- [WORK REQUEST]
Copy everything in the records, character for character, except images.

- [SUPPLIED RECORDS]
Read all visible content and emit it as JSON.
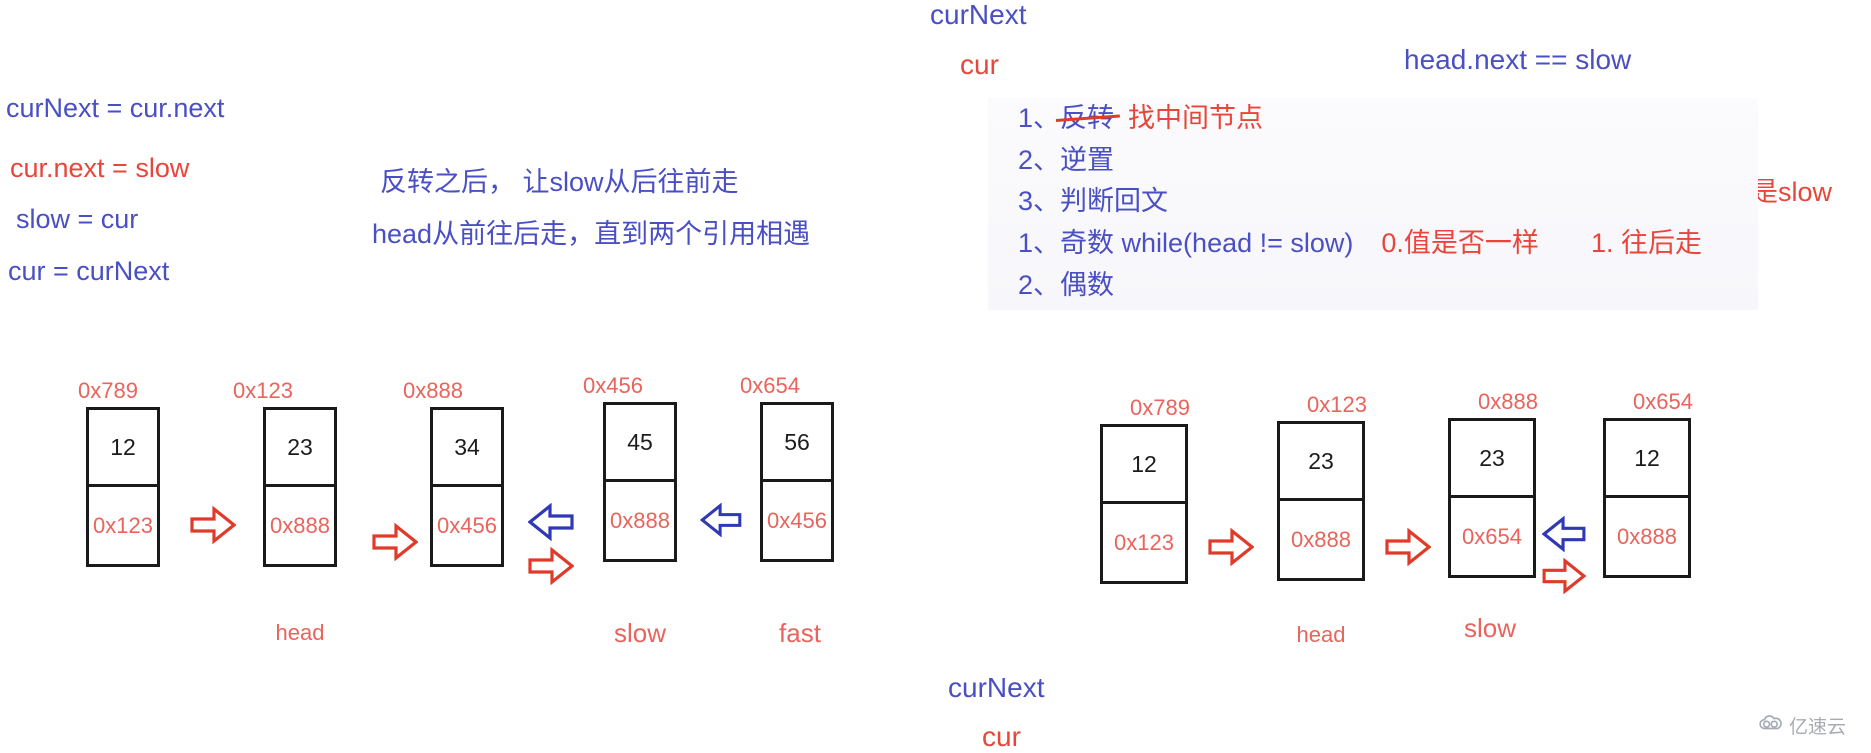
{
  "left_formulas": [
    {
      "text": "curNext = cur.next",
      "color": "blue"
    },
    {
      "text": "cur.next = slow",
      "color": "red"
    },
    {
      "text": "slow = cur",
      "color": "blue"
    },
    {
      "text": "cur = curNext",
      "color": "blue"
    }
  ],
  "middle_note": {
    "line1": "反转之后，  让slow从后往前走",
    "line2": "head从前往后走，直到两个引用相遇"
  },
  "right_panel": {
    "top_labels": {
      "cur_next": "curNext",
      "cur": "cur",
      "head_next_eq_slow": "head.next == slow",
      "even_note": "偶数: 下一个是不是slow"
    },
    "steps": [
      {
        "num": "1、",
        "strike_text": "反转",
        "red_text": "找中间节点"
      },
      {
        "num": "2、",
        "blue_text": "逆置"
      },
      {
        "num": "3、",
        "blue_text": "判断回文"
      },
      {
        "num": "1、",
        "blue_text": "奇数 while(head != slow)",
        "extra_red_1": "0.值是否一样",
        "extra_red_2": "1. 往后走"
      },
      {
        "num": "2、",
        "blue_text": "偶数"
      }
    ],
    "bottom_labels": {
      "cur_next": "curNext",
      "cur": "cur"
    }
  },
  "left_diagram": {
    "nodes": [
      {
        "addr_label": "0x789",
        "value": "12",
        "next_addr": "0x123",
        "name": ""
      },
      {
        "addr_label": "0x123",
        "value": "23",
        "next_addr": "0x888",
        "name": "head"
      },
      {
        "addr_label": "0x888",
        "value": "34",
        "next_addr": "0x456",
        "name": ""
      },
      {
        "addr_label": "0x456",
        "value": "45",
        "next_addr": "0x888",
        "name": "slow"
      },
      {
        "addr_label": "0x654",
        "value": "56",
        "next_addr": "0x456",
        "name": "fast"
      }
    ]
  },
  "right_diagram": {
    "nodes": [
      {
        "addr_label": "0x789",
        "value": "12",
        "next_addr": "0x123",
        "name": ""
      },
      {
        "addr_label": "0x123",
        "value": "23",
        "next_addr": "0x888",
        "name": "head"
      },
      {
        "addr_label": "0x888",
        "value": "23",
        "next_addr": "0x654",
        "name": "slow"
      },
      {
        "addr_label": "0x654",
        "value": "12",
        "next_addr": "0x888",
        "name": ""
      }
    ]
  },
  "watermark": {
    "text": "亿速云"
  },
  "colors": {
    "blue": "#4a4fc4",
    "red": "#e8463a",
    "red_soft": "#e8645c",
    "arrow_blue": "#2f38b5",
    "arrow_red": "#e03a2a",
    "black": "#1c1c1c",
    "background": "#ffffff"
  }
}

- [EXERCISE RESPONSE]
Read all visible content and emit it as JSON.
{
  "left_formulas": [
    {
      "text": "curNext = cur.next",
      "color": "blue"
    },
    {
      "text": "cur.next = slow",
      "color": "red"
    },
    {
      "text": "slow = cur",
      "color": "blue"
    },
    {
      "text": "cur = curNext",
      "color": "blue"
    }
  ],
  "middle_note": {
    "line1": "反转之后，  让slow从后往前走",
    "line2": "head从前往后走，直到两个引用相遇"
  },
  "right_panel": {
    "top_labels": {
      "cur_next": "curNext",
      "cur": "cur",
      "head_next_eq_slow": "head.next == slow",
      "even_note": "偶数: 下一个是不是slow"
    },
    "steps": [
      {
        "num": "1、",
        "strike_text": "反转",
        "red_text": "找中间节点"
      },
      {
        "num": "2、",
        "blue_text": "逆置"
      },
      {
        "num": "3、",
        "blue_text": "判断回文"
      },
      {
        "num": "1、",
        "blue_text": "奇数 while(head != slow)",
        "extra_red_1": "0.值是否一样",
        "extra_red_2": "1. 往后走"
      },
      {
        "num": "2、",
        "blue_text": "偶数"
      }
    ],
    "bottom_labels": {
      "cur_next": "curNext",
      "cur": "cur"
    }
  },
  "left_diagram": {
    "nodes": [
      {
        "addr_label": "0x789",
        "value": "12",
        "next_addr": "0x123",
        "name": ""
      },
      {
        "addr_label": "0x123",
        "value": "23",
        "next_addr": "0x888",
        "name": "head"
      },
      {
        "addr_label": "0x888",
        "value": "34",
        "next_addr": "0x456",
        "name": ""
      },
      {
        "addr_label": "0x456",
        "value": "45",
        "next_addr": "0x888",
        "name": "slow"
      },
      {
        "addr_label": "0x654",
        "value": "56",
        "next_addr": "0x456",
        "name": "fast"
      }
    ]
  },
  "right_diagram": {
    "nodes": [
      {
        "addr_label": "0x789",
        "value": "12",
        "next_addr": "0x123",
        "name": ""
      },
      {
        "addr_label": "0x123",
        "value": "23",
        "next_addr": "0x888",
        "name": "head"
      },
      {
        "addr_label": "0x888",
        "value": "23",
        "next_addr": "0x654",
        "name": "slow"
      },
      {
        "addr_label": "0x654",
        "value": "12",
        "next_addr": "0x888",
        "name": ""
      }
    ]
  },
  "watermark": {
    "text": "亿速云"
  },
  "colors": {
    "blue": "#4a4fc4",
    "red": "#e8463a",
    "red_soft": "#e8645c",
    "arrow_blue": "#2f38b5",
    "arrow_red": "#e03a2a",
    "black": "#1c1c1c",
    "background": "#ffffff"
  }
}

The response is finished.